Have you ever wondered where ideas come from? Why am I thinking about her, right now. Why am I in this room and what inspired me to go here? Why did I find myself saying that? These questions prompted me to see all my thoughts as holding value, even if I could not see how. Maybe they were helping me remember something I had long forgotten. Maybe they were nudges from my spirit as to which way to go in life. And maybe they were ideas come forward in order to be healed.
Thoughts, I have found, all hold potential. They can become a better thought. They can lead us on a chain of thoughts to a better place. They can take us on a ride, and deliver us to a new location. That’s how powerful our minds are.
Using your mind, then, is not about thinking it out. It’s about planning it out, and then thinking. Here is the difference. In the first case, you do all the work in your head. In the second case, you get the ideas out of your head, so you can improve them, on purpose.
This is why self reflection is such a useful tool. It allows you to empty yourself, see your thoughts, and then choose new thoughts, one at a time. Then, with these new thoughts, you add them back in to your Practice so that you think them on purpose. If you did this every day for a week, you could clear your biggest blocks. If you made this a habit, you’d change your life. If you did this with an intention to always choose the better thought, you’d heal your old wounds.
This is why self reflection is such a useful tool. It allows you to empty yourself, see your thoughts, and then choose new thoughts, one at a time.
Intentions are something I use to point my life in a certain direction. For instance, today I intend to look great, feel great, and produce great content, even as I plan to go to work, attend meetings, and prepare for the Christmas season.
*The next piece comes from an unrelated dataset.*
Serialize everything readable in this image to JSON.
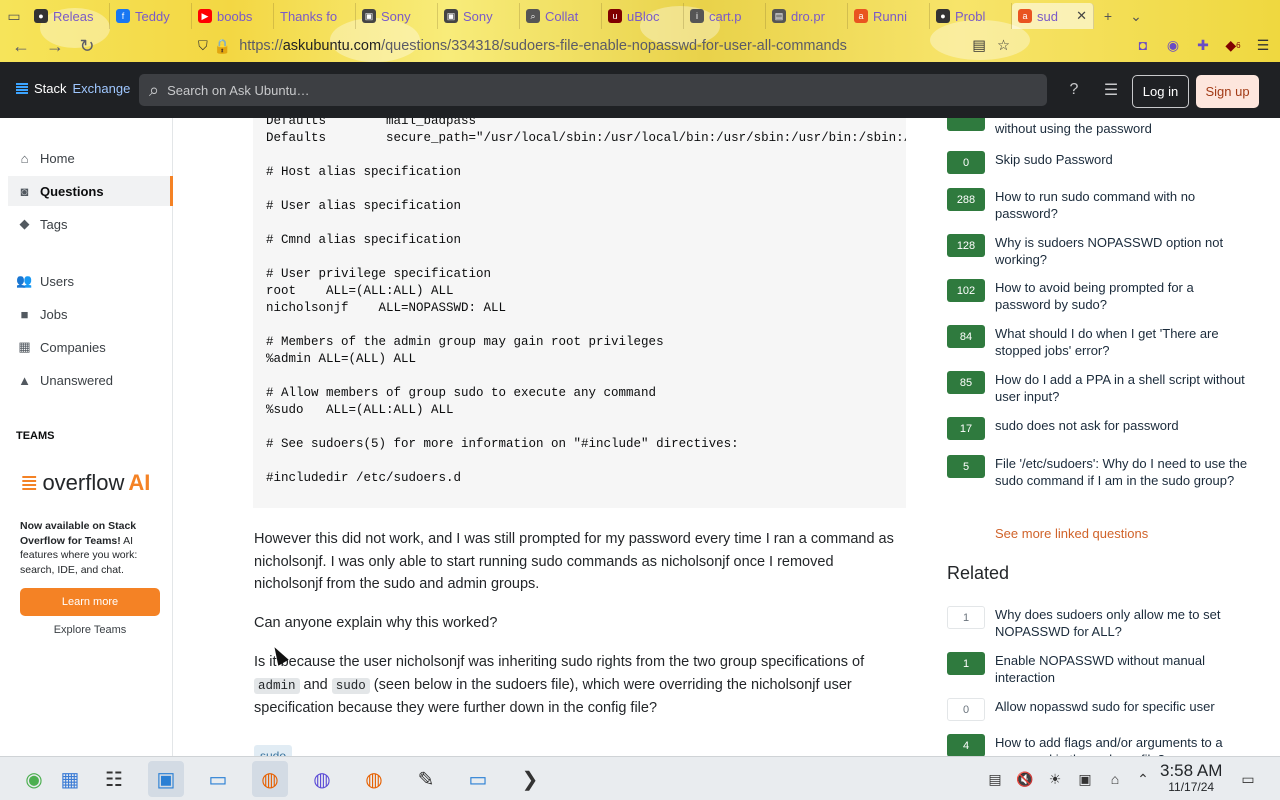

I like to mix up my intentions, with some days having specific intentions (e.g. I want to make progress on a Big Goal), but in general, I like wide, open-ended intentions that help me maximize my chance for success. And improving my thinking provides me the best chance to have a great day.
When you catch yourself ruminating on an idea, which I call a story to remind myself that we all tell stories all the time, I now stop, recenter myself, and then tell a story that makes me feel better. Almost instantly.
Here is how it works. Say I noticed someone littering, an action I do not like. I could for the next few minutes stir in negativity as to why that jerk just littered, or I could benefit myself by telling a story that gives a little grace and assumes he had a good reason to litter. I might even make up a good reason for him. Instantly, I am out of negativity, and moving toward a feeling of neutrality.
Once there, in neutral, I can now move in a positive direction and for me, that means I turn my attention to that which I want. Wants = positive. So saying “I want” is always a move to a more positive state of mind.
In this example, after a stop in neutral, I would begin to reflect on how I enjoy clean, uncluttered spaces. How I like a clear landscape to enjoy. How I prefer when trash is put in the trash can. All of these are better ideas than stewing in negativity and judgment. Why are they better? Because they make me feel better.
I will come clean. I don’t do this thought work for others. I do it for me. I do it because I prefer to feel great. I prefer to extend grace. I prefer to focus on my wants. Why? Because I want to be on the positive side of the ledger for most of life.
Negativity is a choice. But it’s so much more than that too. It’s an opportunity to tell a better story and change how you feel. And how you feel changes who you are.
We all know the difference between a person who stews in fear, and one who is moving toward love. We all experience the difference between a negative and positive experience. And we all know that when we feel good, we tend to do more good.
This season, I hope you embrace all your negative thinking and use it to improve how you feel.